He came up with so-so Indians teams that basically did very little.
Then he got traded in an infamous deal that earned him the derogatory nickname "Five for One", as he was the one player the Phillies received from the Indians in exchange for Julio Franco, Manny Trillo, George Vukovich, Jay Baller, and Jerry Willard.
The Phillies went to the World Series in Hayes' first year with the team but he barely played that post-season. In the following years, the Phillies were a .500-ish team before finally going in the tank in 1988.
During those mid-to-late 80s Phillies teams, most folks gave a little attention to Mike Schmidt and not any to anybody else on the team.
But Von Hayes was actually a pretty damn good player who never got his due.
From 1984 to 1990, only 17 major leaguers played 100 games with an OPS+ of at least 100 each season:
I'm willing to bet that Hayes has already surpassed your thoughts of him.
Here's the top 20 list for that same time period, minimum 4000 plate appearances, ranked by OPS+:
Hayes makes the list, and notice how nicely his other numbers stack up: great BB/K ratio, lots of stolen bases, and lots of different positions played.
I chose the 1988 Fleer card (#304) of Hayes because he doesn't have any cards that I think are that good. I do really like the 88 Fleer design, and the Phillies cards in this set look pretty good with their almost-red team color.

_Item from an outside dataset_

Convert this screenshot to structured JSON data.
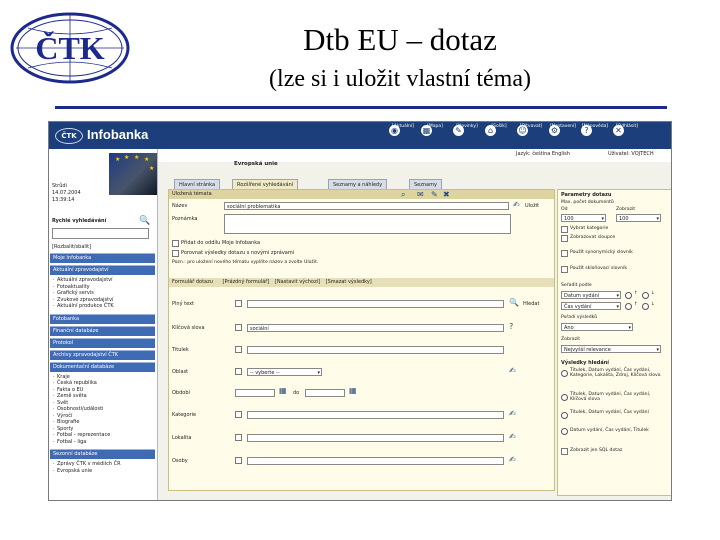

The backs of the 1988 Fleer set are similar to the other Fleer issues from the 1980s, but they made some interesting changes. They don't have the little photo that the 83 Fleers had on the back (which were awesome) but they did add some basic splits at the bottom. Those pictures of day, night, home, and road are kind of dumb, and just serve to demonstrate how poorly the space on the back was utilized. But I give Fleer props for including splits at all--this was an early step on the road to good statistical analysis.